◆ WHAT YOU SHOULD DO: Please return each entry exactly as it appears, but not the pictures.

□ □ □ □

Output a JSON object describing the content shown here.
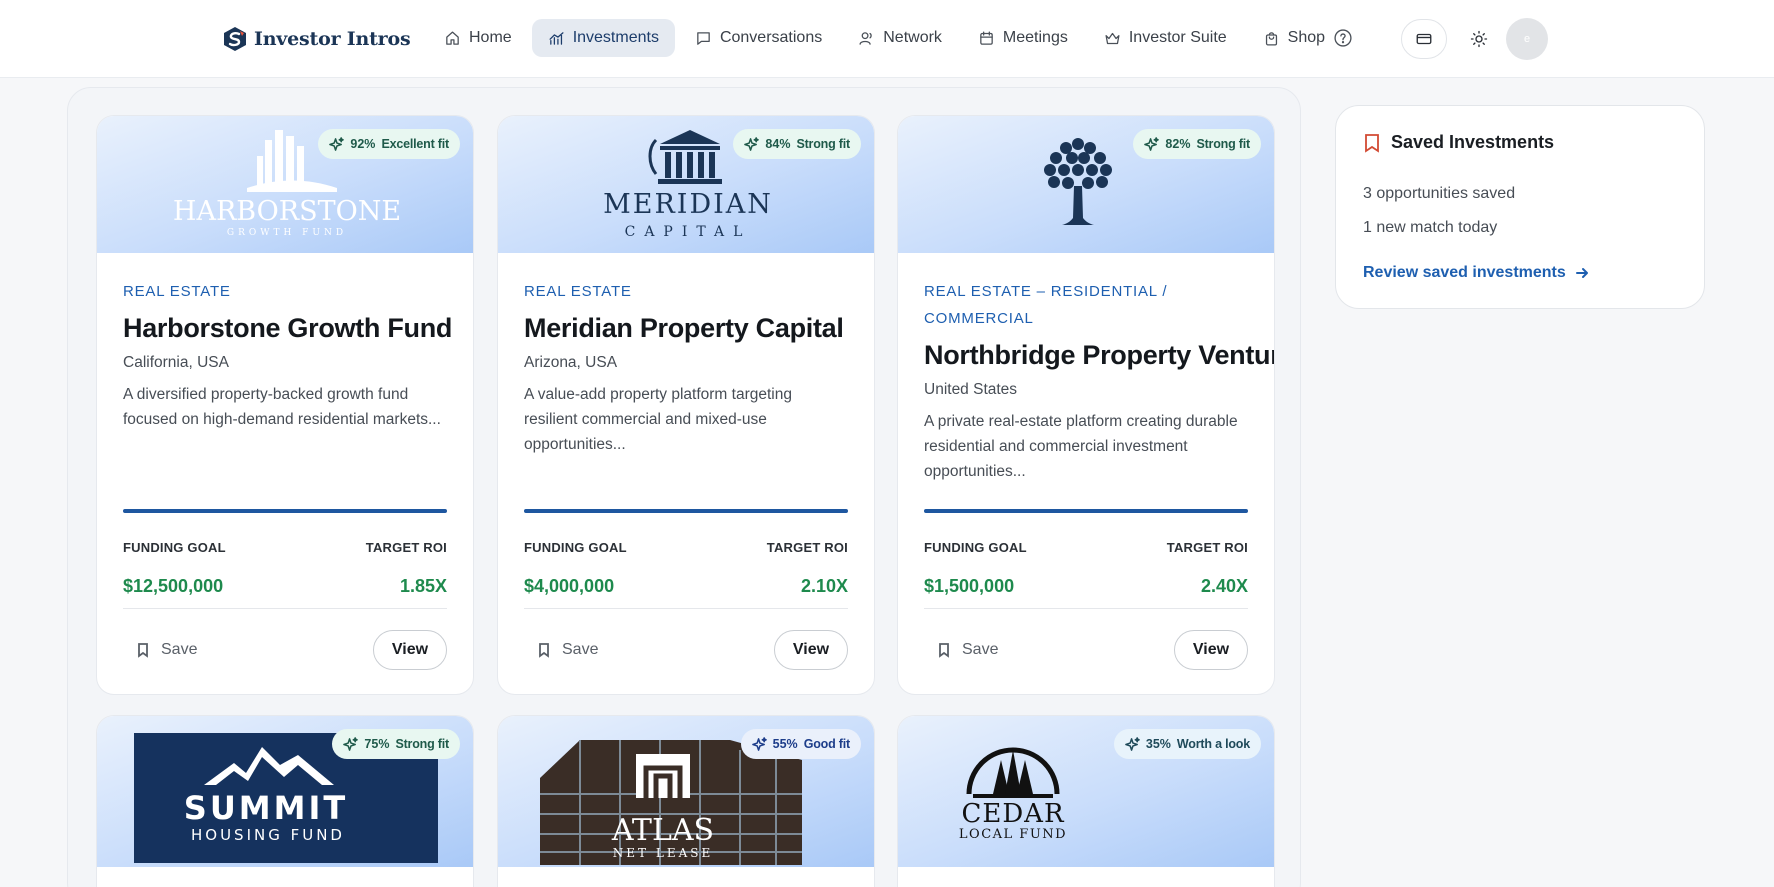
{
  "brand": {
    "name": "Investor Intros",
    "colors": {
      "navy": "#1b3556",
      "blue": "#1e5fb0",
      "green": "#1e8a4d",
      "accent_red": "#d24a33"
    }
  },
  "nav": {
    "items": [
      {
        "label": "Home",
        "icon": "home-icon",
        "active": false
      },
      {
        "label": "Investments",
        "icon": "chart-icon",
        "active": true
      },
      {
        "label": "Conversations",
        "icon": "message-icon",
        "active": false
      },
      {
        "label": "Network",
        "icon": "user-icon",
        "active": false
      },
      {
        "label": "Meetings",
        "icon": "calendar-icon",
        "active": false
      },
      {
        "label": "Investor Suite",
        "icon": "crown-icon",
        "active": false
      },
      {
        "label": "Shop",
        "icon": "shopping-bag-icon",
        "active": false
      }
    ],
    "help_icon": "help-circle-icon",
    "card_icon": "credit-card-icon",
    "theme_icon": "sun-icon",
    "avatar_text": "e"
  },
  "cards": [
    {
      "logo": {
        "name": "HARBORSTONE",
        "sub": "GROWTH FUND"
      },
      "fit_percent": "92%",
      "fit_label": "Excellent fit",
      "category": "REAL ESTATE",
      "title": "Harborstone Growth Fund",
      "location": "California, USA",
      "description": "A diversified property-backed growth fund focused on high-demand residential markets...",
      "funding_goal_label": "FUNDING GOAL",
      "funding_goal": "$12,500,000",
      "target_roi_label": "TARGET ROI",
      "target_roi": "1.85X",
      "save_label": "Save",
      "view_label": "View"
    },
    {
      "logo": {
        "name": "MERIDIAN",
        "sub": "CAPITAL"
      },
      "fit_percent": "84%",
      "fit_label": "Strong fit",
      "category": "REAL ESTATE",
      "title": "Meridian Property Capital",
      "location": "Arizona, USA",
      "description": "A value-add property platform targeting resilient commercial and mixed-use opportunities...",
      "funding_goal_label": "FUNDING GOAL",
      "funding_goal": "$4,000,000",
      "target_roi_label": "TARGET ROI",
      "target_roi": "2.10X",
      "save_label": "Save",
      "view_label": "View"
    },
    {
      "logo": {
        "name": "",
        "sub": ""
      },
      "fit_percent": "82%",
      "fit_label": "Strong fit",
      "category": "REAL ESTATE – RESIDENTIAL / COMMERCIAL",
      "title": "Northbridge Property Ventures",
      "location": "United States",
      "description": "A private real-estate platform creating durable residential and commercial investment opportunities...",
      "funding_goal_label": "FUNDING GOAL",
      "funding_goal": "$1,500,000",
      "target_roi_label": "TARGET ROI",
      "target_roi": "2.40X",
      "save_label": "Save",
      "view_label": "View"
    },
    {
      "logo": {
        "name": "SUMMIT",
        "sub": "HOUSING FUND"
      },
      "fit_percent": "75%",
      "fit_label": "Strong fit"
    },
    {
      "logo": {
        "name": "ATLAS",
        "sub": "NET LEASE"
      },
      "fit_percent": "55%",
      "fit_label": "Good fit"
    },
    {
      "logo": {
        "name": "CEDAR",
        "sub": "LOCAL FUND"
      },
      "fit_percent": "35%",
      "fit_label": "Worth a look"
    }
  ],
  "saved": {
    "title": "Saved Investments",
    "count_text": "3 opportunities saved",
    "match_text": "1 new match today",
    "link_text": "Review saved investments"
  }
}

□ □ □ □

◆ EXPECTED ANSWER:
Output a JSON object describing the content shown here.
{
  "brand": {
    "name": "Investor Intros",
    "colors": {
      "navy": "#1b3556",
      "blue": "#1e5fb0",
      "green": "#1e8a4d",
      "accent_red": "#d24a33"
    }
  },
  "nav": {
    "items": [
      {
        "label": "Home",
        "icon": "home-icon",
        "active": false
      },
      {
        "label": "Investments",
        "icon": "chart-icon",
        "active": true
      },
      {
        "label": "Conversations",
        "icon": "message-icon",
        "active": false
      },
      {
        "label": "Network",
        "icon": "user-icon",
        "active": false
      },
      {
        "label": "Meetings",
        "icon": "calendar-icon",
        "active": false
      },
      {
        "label": "Investor Suite",
        "icon": "crown-icon",
        "active": false
      },
      {
        "label": "Shop",
        "icon": "shopping-bag-icon",
        "active": false
      }
    ],
    "help_icon": "help-circle-icon",
    "card_icon": "credit-card-icon",
    "theme_icon": "sun-icon",
    "avatar_text": "e"
  },
  "cards": [
    {
      "logo": {
        "name": "HARBORSTONE",
        "sub": "GROWTH FUND"
      },
      "fit_percent": "92%",
      "fit_label": "Excellent fit",
      "category": "REAL ESTATE",
      "title": "Harborstone Growth Fund",
      "location": "California, USA",
      "description": "A diversified property-backed growth fund focused on high-demand residential markets...",
      "funding_goal_label": "FUNDING GOAL",
      "funding_goal": "$12,500,000",
      "target_roi_label": "TARGET ROI",
      "target_roi": "1.85X",
      "save_label": "Save",
      "view_label": "View"
    },
    {
      "logo": {
        "name": "MERIDIAN",
        "sub": "CAPITAL"
      },
      "fit_percent": "84%",
      "fit_label": "Strong fit",
      "category": "REAL ESTATE",
      "title": "Meridian Property Capital",
      "location": "Arizona, USA",
      "description": "A value-add property platform targeting resilient commercial and mixed-use opportunities...",
      "funding_goal_label": "FUNDING GOAL",
      "funding_goal": "$4,000,000",
      "target_roi_label": "TARGET ROI",
      "target_roi": "2.10X",
      "save_label": "Save",
      "view_label": "View"
    },
    {
      "logo": {
        "name": "",
        "sub": ""
      },
      "fit_percent": "82%",
      "fit_label": "Strong fit",
      "category": "REAL ESTATE – RESIDENTIAL / COMMERCIAL",
      "title": "Northbridge Property Ventures",
      "location": "United States",
      "description": "A private real-estate platform creating durable residential and commercial investment opportunities...",
      "funding_goal_label": "FUNDING GOAL",
      "funding_goal": "$1,500,000",
      "target_roi_label": "TARGET ROI",
      "target_roi": "2.40X",
      "save_label": "Save",
      "view_label": "View"
    },
    {
      "logo": {
        "name": "SUMMIT",
        "sub": "HOUSING FUND"
      },
      "fit_percent": "75%",
      "fit_label": "Strong fit"
    },
    {
      "logo": {
        "name": "ATLAS",
        "sub": "NET LEASE"
      },
      "fit_percent": "55%",
      "fit_label": "Good fit"
    },
    {
      "logo": {
        "name": "CEDAR",
        "sub": "LOCAL FUND"
      },
      "fit_percent": "35%",
      "fit_label": "Worth a look"
    }
  ],
  "saved": {
    "title": "Saved Investments",
    "count_text": "3 opportunities saved",
    "match_text": "1 new match today",
    "link_text": "Review saved investments"
  }
}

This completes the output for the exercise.